What is required.
Please output the lines shown below exactly as they appear.

Recorded data.
+ + + +

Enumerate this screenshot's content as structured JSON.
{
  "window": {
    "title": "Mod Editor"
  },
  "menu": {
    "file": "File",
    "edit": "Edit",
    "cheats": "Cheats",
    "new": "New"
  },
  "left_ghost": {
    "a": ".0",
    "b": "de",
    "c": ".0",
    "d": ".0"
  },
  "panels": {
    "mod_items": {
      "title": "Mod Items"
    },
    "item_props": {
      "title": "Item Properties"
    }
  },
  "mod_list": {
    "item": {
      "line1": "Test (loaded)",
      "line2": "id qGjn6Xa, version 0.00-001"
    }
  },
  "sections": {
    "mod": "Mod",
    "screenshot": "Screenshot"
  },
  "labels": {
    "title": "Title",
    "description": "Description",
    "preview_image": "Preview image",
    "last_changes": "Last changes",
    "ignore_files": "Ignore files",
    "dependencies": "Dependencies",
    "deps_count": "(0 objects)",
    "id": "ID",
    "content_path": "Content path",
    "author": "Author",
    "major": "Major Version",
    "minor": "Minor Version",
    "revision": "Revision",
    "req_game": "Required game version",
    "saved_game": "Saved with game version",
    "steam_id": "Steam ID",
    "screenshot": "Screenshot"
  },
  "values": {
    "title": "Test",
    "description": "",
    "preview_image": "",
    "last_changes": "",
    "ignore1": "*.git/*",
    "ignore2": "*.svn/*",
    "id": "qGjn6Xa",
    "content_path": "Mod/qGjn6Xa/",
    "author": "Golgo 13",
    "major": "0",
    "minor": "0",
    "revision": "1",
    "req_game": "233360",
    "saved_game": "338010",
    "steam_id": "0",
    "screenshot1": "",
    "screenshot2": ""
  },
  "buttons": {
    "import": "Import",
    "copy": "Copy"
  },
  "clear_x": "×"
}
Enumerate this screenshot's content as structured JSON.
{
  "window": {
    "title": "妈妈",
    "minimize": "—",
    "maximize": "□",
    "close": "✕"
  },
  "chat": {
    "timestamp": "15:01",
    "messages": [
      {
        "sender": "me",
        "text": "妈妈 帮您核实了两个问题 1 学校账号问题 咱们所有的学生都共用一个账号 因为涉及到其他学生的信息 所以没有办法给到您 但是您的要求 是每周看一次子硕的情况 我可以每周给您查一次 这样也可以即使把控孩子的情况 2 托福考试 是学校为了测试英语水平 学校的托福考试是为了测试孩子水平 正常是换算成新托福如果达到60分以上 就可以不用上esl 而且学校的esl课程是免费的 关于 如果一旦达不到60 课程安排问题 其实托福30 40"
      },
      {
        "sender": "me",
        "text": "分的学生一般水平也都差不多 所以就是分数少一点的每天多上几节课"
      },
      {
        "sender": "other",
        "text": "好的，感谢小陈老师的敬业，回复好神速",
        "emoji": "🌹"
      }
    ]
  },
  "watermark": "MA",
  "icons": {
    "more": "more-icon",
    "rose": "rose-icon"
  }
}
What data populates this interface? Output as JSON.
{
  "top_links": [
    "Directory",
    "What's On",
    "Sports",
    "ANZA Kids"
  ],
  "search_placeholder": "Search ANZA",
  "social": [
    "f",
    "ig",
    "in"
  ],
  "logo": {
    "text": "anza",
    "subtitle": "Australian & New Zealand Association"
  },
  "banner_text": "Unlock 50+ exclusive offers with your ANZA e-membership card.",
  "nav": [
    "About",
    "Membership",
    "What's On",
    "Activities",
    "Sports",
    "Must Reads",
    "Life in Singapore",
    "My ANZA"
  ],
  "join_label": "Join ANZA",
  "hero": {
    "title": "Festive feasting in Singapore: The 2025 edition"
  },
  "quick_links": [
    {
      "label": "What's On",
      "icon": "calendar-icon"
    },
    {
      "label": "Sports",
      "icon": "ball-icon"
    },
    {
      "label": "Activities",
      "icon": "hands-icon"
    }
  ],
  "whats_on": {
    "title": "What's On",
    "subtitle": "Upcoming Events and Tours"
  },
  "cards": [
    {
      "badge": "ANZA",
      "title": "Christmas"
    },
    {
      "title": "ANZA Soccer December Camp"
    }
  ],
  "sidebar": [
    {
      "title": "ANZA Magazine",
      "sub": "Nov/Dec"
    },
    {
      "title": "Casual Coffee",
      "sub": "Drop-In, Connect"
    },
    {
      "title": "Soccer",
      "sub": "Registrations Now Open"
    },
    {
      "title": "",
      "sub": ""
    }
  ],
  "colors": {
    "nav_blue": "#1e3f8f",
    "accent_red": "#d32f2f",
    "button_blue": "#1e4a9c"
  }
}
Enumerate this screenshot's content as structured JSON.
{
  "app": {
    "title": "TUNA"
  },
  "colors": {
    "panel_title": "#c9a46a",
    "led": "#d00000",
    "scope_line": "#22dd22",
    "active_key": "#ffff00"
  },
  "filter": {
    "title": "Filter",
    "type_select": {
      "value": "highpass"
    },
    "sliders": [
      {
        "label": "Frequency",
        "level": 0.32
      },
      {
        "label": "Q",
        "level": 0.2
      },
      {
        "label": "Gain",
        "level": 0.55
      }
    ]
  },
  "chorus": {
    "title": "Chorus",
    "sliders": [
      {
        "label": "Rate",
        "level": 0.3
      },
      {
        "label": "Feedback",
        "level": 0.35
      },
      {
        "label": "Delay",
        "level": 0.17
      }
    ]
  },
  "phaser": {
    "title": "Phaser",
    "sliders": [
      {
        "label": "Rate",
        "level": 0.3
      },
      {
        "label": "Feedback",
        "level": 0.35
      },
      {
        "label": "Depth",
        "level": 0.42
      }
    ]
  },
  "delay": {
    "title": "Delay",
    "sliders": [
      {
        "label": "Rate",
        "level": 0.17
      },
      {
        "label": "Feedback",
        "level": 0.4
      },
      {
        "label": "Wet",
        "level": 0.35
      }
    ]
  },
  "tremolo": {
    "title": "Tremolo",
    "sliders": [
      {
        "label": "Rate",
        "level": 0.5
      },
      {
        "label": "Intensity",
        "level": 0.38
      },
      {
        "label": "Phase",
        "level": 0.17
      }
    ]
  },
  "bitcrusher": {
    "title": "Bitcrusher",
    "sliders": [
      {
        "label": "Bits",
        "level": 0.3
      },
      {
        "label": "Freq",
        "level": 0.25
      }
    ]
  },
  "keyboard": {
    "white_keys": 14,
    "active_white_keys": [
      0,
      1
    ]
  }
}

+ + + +

Output of the task.
Enumerate this screenshot's content as structured JSON.
{
  "window": {
    "title": "Mod Editor"
  },
  "menu": {
    "file": "File",
    "edit": "Edit",
    "cheats": "Cheats",
    "new": "New"
  },
  "left_ghost": {
    "a": ".0",
    "b": "de",
    "c": ".0",
    "d": ".0"
  },
  "panels": {
    "mod_items": {
      "title": "Mod Items"
    },
    "item_props": {
      "title": "Item Properties"
    }
  },
  "mod_list": {
    "item": {
      "line1": "Test (loaded)",
      "line2": "id qGjn6Xa, version 0.00-001"
    }
  },
  "sections": {
    "mod": "Mod",
    "screenshot": "Screenshot"
  },
  "labels": {
    "title": "Title",
    "description": "Description",
    "preview_image": "Preview image",
    "last_changes": "Last changes",
    "ignore_files": "Ignore files",
    "dependencies": "Dependencies",
    "deps_count": "(0 objects)",
    "id": "ID",
    "content_path": "Content path",
    "author": "Author",
    "major": "Major Version",
    "minor": "Minor Version",
    "revision": "Revision",
    "req_game": "Required game version",
    "saved_game": "Saved with game version",
    "steam_id": "Steam ID",
    "screenshot": "Screenshot"
  },
  "values": {
    "title": "Test",
    "description": "",
    "preview_image": "",
    "last_changes": "",
    "ignore1": "*.git/*",
    "ignore2": "*.svn/*",
    "id": "qGjn6Xa",
    "content_path": "Mod/qGjn6Xa/",
    "author": "Golgo 13",
    "major": "0",
    "minor": "0",
    "revision": "1",
    "req_game": "233360",
    "saved_game": "338010",
    "steam_id": "0",
    "screenshot1": "",
    "screenshot2": ""
  },
  "buttons": {
    "import": "Import",
    "copy": "Copy"
  },
  "clear_x": "×"
}
Enumerate this screenshot's content as structured JSON.
{
  "window": {
    "title": "妈妈",
    "minimize": "—",
    "maximize": "□",
    "close": "✕"
  },
  "chat": {
    "timestamp": "15:01",
    "messages": [
      {
        "sender": "me",
        "text": "妈妈 帮您核实了两个问题 1 学校账号问题 咱们所有的学生都共用一个账号 因为涉及到其他学生的信息 所以没有办法给到您 但是您的要求 是每周看一次子硕的情况 我可以每周给您查一次 这样也可以即使把控孩子的情况 2 托福考试 是学校为了测试英语水平 学校的托福考试是为了测试孩子水平 正常是换算成新托福如果达到60分以上 就可以不用上esl 而且学校的esl课程是免费的 关于 如果一旦达不到60 课程安排问题 其实托福30 40"
      },
      {
        "sender": "me",
        "text": "分的学生一般水平也都差不多 所以就是分数少一点的每天多上几节课"
      },
      {
        "sender": "other",
        "text": "好的，感谢小陈老师的敬业，回复好神速",
        "emoji": "🌹"
      }
    ]
  },
  "watermark": "MA",
  "icons": {
    "more": "more-icon",
    "rose": "rose-icon"
  }
}
What data populates this interface? Output as JSON.
{
  "top_links": [
    "Directory",
    "What's On",
    "Sports",
    "ANZA Kids"
  ],
  "search_placeholder": "Search ANZA",
  "social": [
    "f",
    "ig",
    "in"
  ],
  "logo": {
    "text": "anza",
    "subtitle": "Australian & New Zealand Association"
  },
  "banner_text": "Unlock 50+ exclusive offers with your ANZA e-membership card.",
  "nav": [
    "About",
    "Membership",
    "What's On",
    "Activities",
    "Sports",
    "Must Reads",
    "Life in Singapore",
    "My ANZA"
  ],
  "join_label": "Join ANZA",
  "hero": {
    "title": "Festive feasting in Singapore: The 2025 edition"
  },
  "quick_links": [
    {
      "label": "What's On",
      "icon": "calendar-icon"
    },
    {
      "label": "Sports",
      "icon": "ball-icon"
    },
    {
      "label": "Activities",
      "icon": "hands-icon"
    }
  ],
  "whats_on": {
    "title": "What's On",
    "subtitle": "Upcoming Events and Tours"
  },
  "cards": [
    {
      "badge": "ANZA",
      "title": "Christmas"
    },
    {
      "title": "ANZA Soccer December Camp"
    }
  ],
  "sidebar": [
    {
      "title": "ANZA Magazine",
      "sub": "Nov/Dec"
    },
    {
      "title": "Casual Coffee",
      "sub": "Drop-In, Connect"
    },
    {
      "title": "Soccer",
      "sub": "Registrations Now Open"
    },
    {
      "title": "",
      "sub": ""
    }
  ],
  "colors": {
    "nav_blue": "#1e3f8f",
    "accent_red": "#d32f2f",
    "button_blue": "#1e4a9c"
  }
}
Enumerate this screenshot's content as structured JSON.
{
  "app": {
    "title": "TUNA"
  },
  "colors": {
    "panel_title": "#c9a46a",
    "led": "#d00000",
    "scope_line": "#22dd22",
    "active_key": "#ffff00"
  },
  "filter": {
    "title": "Filter",
    "type_select": {
      "value": "highpass"
    },
    "sliders": [
      {
        "label": "Frequency",
        "level": 0.32
      },
      {
        "label": "Q",
        "level": 0.2
      },
      {
        "label": "Gain",
        "level": 0.55
      }
    ]
  },
  "chorus": {
    "title": "Chorus",
    "sliders": [
      {
        "label": "Rate",
        "level": 0.3
      },
      {
        "label": "Feedback",
        "level": 0.35
      },
      {
        "label": "Delay",
        "level": 0.17
      }
    ]
  },
  "phaser": {
    "title": "Phaser",
    "sliders": [
      {
        "label": "Rate",
        "level": 0.3
      },
      {
        "label": "Feedback",
        "level": 0.35
      },
      {
        "label": "Depth",
        "level": 0.42
      }
    ]
  },
  "delay": {
    "title": "Delay",
    "sliders": [
      {
        "label": "Rate",
        "level": 0.17
      },
      {
        "label": "Feedback",
        "level": 0.4
      },
      {
        "label": "Wet",
        "level": 0.35
      }
    ]
  },
  "tremolo": {
    "title": "Tremolo",
    "sliders": [
      {
        "label": "Rate",
        "level": 0.5
      },
      {
        "label": "Intensity",
        "level": 0.38
      },
      {
        "label": "Phase",
        "level": 0.17
      }
    ]
  },
  "bitcrusher": {
    "title": "Bitcrusher",
    "sliders": [
      {
        "label": "Bits",
        "level": 0.3
      },
      {
        "label": "Freq",
        "level": 0.25
      }
    ]
  },
  "keyboard": {
    "white_keys": 14,
    "active_white_keys": [
      0,
      1
    ]
  }
}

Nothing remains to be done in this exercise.